Watching Joby Burgess in action during February’s BCMG concert reminded me of how outstanding had been his performance of Takemitsu’s Seasons during last year’s Cheltenham Music Festival. In my review, i described the performance as a “revelation”, and this reflects both the immersive qualities of Burgess’ rendition of the work in addition to the fact that it’s extremely rarely heard. Information about the work is somewhat confused and contradictory. The facts seem to be that, composed in 1970, Seasons was originally for four percussionists, subsequently re-written in versions for either one or two performers with tape, and some sources mention another version without a tape part. This, it seems, is what Burgess performed at Cheltenham, and despite being far from the main piece in the concert, it outshone everything. One can never really adequately explain how music by Takemitsu ‘works’, but there’s something profoundly engrossing in the juxtaposition of elements that fill Seasons, particularly the way the piece passes seamlessly through highly differentiated but interconnected episodes characterised by distinct timbres, registers and above all density. This last aspect is perhaps the most telling; there is, as there almost invariably is in Takemitsu’s music (although this is surely in part a peculiarly occidental response), an air of ritual to the piece, not so much in the reverberant metallic instruments but in the careful placement and deployment of sounds, sometimes clumped together, overlapping, elsewhere dispersed, vaporous even. It’s the quintessential paradox permeating every Takemitsu piece, that it appears on the one hand to be such a gleefully improvised outpouring, yet where not a single note ever feels unconsidered or out of place. Perhaps this fact says something of how Takemitsu regarded the infinite glory of nature and existence: everything, everywhere, matters.
At the time i described Joby Burgess’ performance of Seasons as “spell-binding”, and nearly a year on i still recall it as clearly as the day i learned Takemitsu had died.
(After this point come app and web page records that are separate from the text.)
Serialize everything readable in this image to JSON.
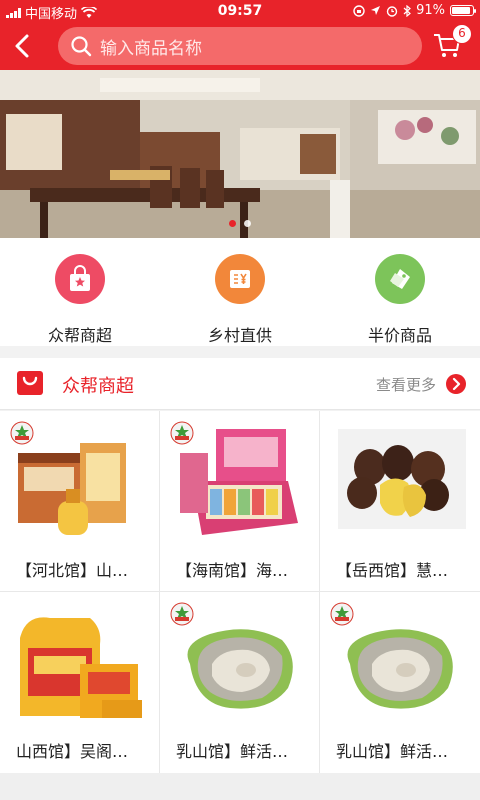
{
  "status_bar": {
    "carrier": "中国移动",
    "time": "09:57",
    "battery": "91%",
    "battery_level": 0.91
  },
  "header": {
    "search_placeholder": "输入商品名称",
    "cart_count": "6",
    "accent": "#e8232a"
  },
  "banner": {
    "slides": 2,
    "active": 1
  },
  "quick_nav": [
    {
      "label": "众帮商超",
      "icon": "shopping-bag-star-icon",
      "color": "#ee4b64"
    },
    {
      "label": "乡村直供",
      "icon": "yuan-voucher-icon",
      "color": "#f2873a"
    },
    {
      "label": "半价商品",
      "icon": "price-tag-icon",
      "color": "#7dc45a"
    }
  ],
  "section": {
    "title": "众帮商超",
    "more": "查看更多"
  },
  "products": [
    {
      "name": "【河北馆】山…"
    },
    {
      "name": "【海南馆】海…"
    },
    {
      "name": "【岳西馆】慧…"
    },
    {
      "name": "山西馆】吴阁…"
    },
    {
      "name": "乳山馆】鲜活…"
    },
    {
      "name": "乳山馆】鲜活…"
    }
  ]
}
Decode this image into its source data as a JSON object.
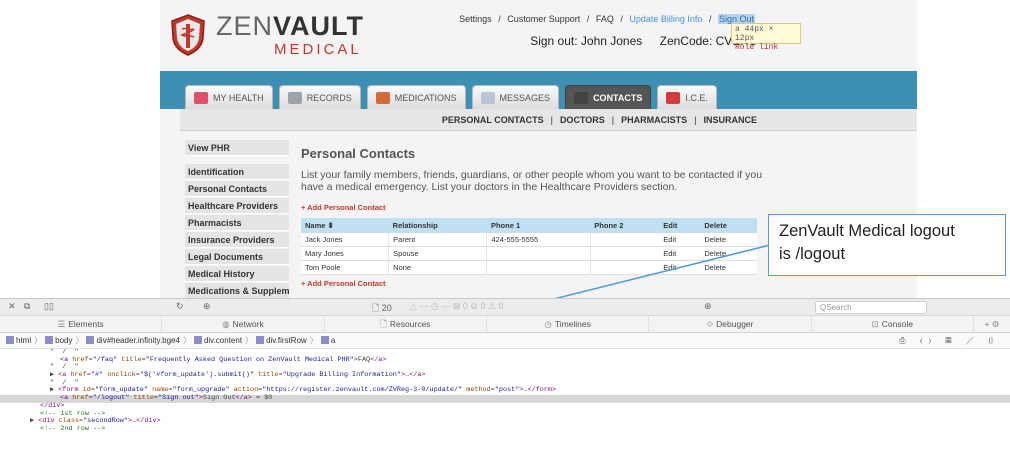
{
  "site": {
    "logo_main": "ZEN",
    "logo_bold": "VAULT",
    "logo_sub": "MEDICAL",
    "top_links": [
      "Settings",
      "Customer Support",
      "FAQ",
      "Update Billing Info",
      "Sign Out"
    ],
    "separator": "/",
    "signout_label": "Sign out: John Jones",
    "zencode_label": "ZenCode: CVEXC",
    "inspector_tip_line1": "a 44px × 12px",
    "inspector_tip_line2": "Role link"
  },
  "tabs": [
    {
      "label": "MY HEALTH",
      "color": "#e0506a"
    },
    {
      "label": "RECORDS",
      "color": "#9aa3ad"
    },
    {
      "label": "MEDICATIONS",
      "color": "#d46a3a"
    },
    {
      "label": "MESSAGES",
      "color": "#b9c6d6"
    },
    {
      "label": "CONTACTS",
      "color": "#444444",
      "active": true
    },
    {
      "label": "I.C.E.",
      "color": "#d23b3b"
    }
  ],
  "subnav": [
    "PERSONAL CONTACTS",
    "DOCTORS",
    "PHARMACISTS",
    "INSURANCE"
  ],
  "sidebar": [
    "View PHR",
    "Identification",
    "Personal Contacts",
    "Healthcare Providers",
    "Pharmacists",
    "Insurance Providers",
    "Legal Documents",
    "Medical History",
    "Medications & Supplements"
  ],
  "main": {
    "title": "Personal Contacts",
    "description": "List your family members, friends, guardians, or other people whom you want to be contacted if you have a medical emergency. List your doctors in the Healthcare Providers section.",
    "add_link": "+ Add Personal Contact",
    "columns": [
      "Name ⬍",
      "Relationship",
      "Phone 1",
      "Phone 2",
      "Edit",
      "Delete"
    ],
    "rows": [
      [
        "Jack Jones",
        "Parent",
        "424-555-5555",
        "",
        "Edit",
        "Delete"
      ],
      [
        "Mary Jones",
        "Spouse",
        "",
        "",
        "Edit",
        "Delete"
      ],
      [
        "Tom Poole",
        "None",
        "",
        "",
        "Edit",
        "Delete"
      ]
    ]
  },
  "callout": {
    "line1": "ZenVault Medical logout",
    "line2": "is /logout"
  },
  "devtools": {
    "resource_count": "20",
    "search_placeholder": "Search",
    "tabs": [
      "Elements",
      "Network",
      "Resources",
      "Timelines",
      "Debugger",
      "Console"
    ],
    "breadcrumb": [
      "html",
      "body",
      "div#header.infinity.bge4",
      "div.content",
      "div.firstRow",
      "a"
    ],
    "dom_lines": [
      {
        "indent": 10,
        "html": "\"  /  \""
      },
      {
        "indent": 12,
        "html": "<span class='tag'>&lt;a</span> <span class='attr'>href</span>=<span class='val'>\"/faq\"</span> <span class='attr'>title</span>=<span class='val'>\"Frequently Asked Question on ZenVault Medical PHR\"</span><span class='tag'>&gt;</span>FAQ<span class='tag'>&lt;/a&gt;</span>"
      },
      {
        "indent": 10,
        "html": "\"  /  \""
      },
      {
        "indent": 10,
        "html": "▶ <span class='tag'>&lt;a</span> <span class='attr'>href</span>=<span class='val'>\"#\"</span> <span class='attr'>onclick</span>=<span class='val'>\"$('#form_update').submit()\"</span> <span class='attr'>title</span>=<span class='val'>\"Upgrade Billing Information\"</span><span class='tag'>&gt;</span>…<span class='tag'>&lt;/a&gt;</span>"
      },
      {
        "indent": 10,
        "html": "\"  /  \""
      },
      {
        "indent": 10,
        "html": "▶ <span class='tag'>&lt;form</span> <span class='attr'>id</span>=<span class='val'>\"form_update\"</span> <span class='attr'>name</span>=<span class='val'>\"form_upgrade\"</span> <span class='attr'>action</span>=<span class='val'>\"https://register.zenvault.com/ZVReg-3-0/update/\"</span> <span class='attr'>method</span>=<span class='val'>\"post\"</span><span class='tag'>&gt;</span>…<span class='tag'>&lt;/form&gt;</span>"
      },
      {
        "indent": 12,
        "html": "<span class='tag'>&lt;a</span> <span class='attr'>href</span>=<span class='val'>\"/logout\"</span> <span class='attr'>title</span>=<span class='val'>\"Sign out\"</span><span class='tag'>&gt;</span>Sign Out<span class='tag'>&lt;/a&gt;</span> = $0",
        "selected": true
      },
      {
        "indent": 8,
        "html": "<span class='tag'>&lt;/div&gt;</span>"
      },
      {
        "indent": 8,
        "html": "<span class='cmt'>&lt;!-- 1st row --&gt;</span>"
      },
      {
        "indent": 6,
        "html": "▶ <span class='tag'>&lt;div</span> <span class='attr'>class</span>=<span class='val'>\"secondRow\"</span><span class='tag'>&gt;</span>…<span class='tag'>&lt;/div&gt;</span>"
      },
      {
        "indent": 8,
        "html": "<span class='cmt'>&lt;!-- 2nd row --&gt;</span>"
      }
    ]
  }
}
Of course, all music survives, when their composers have left us, but music like this really lives on.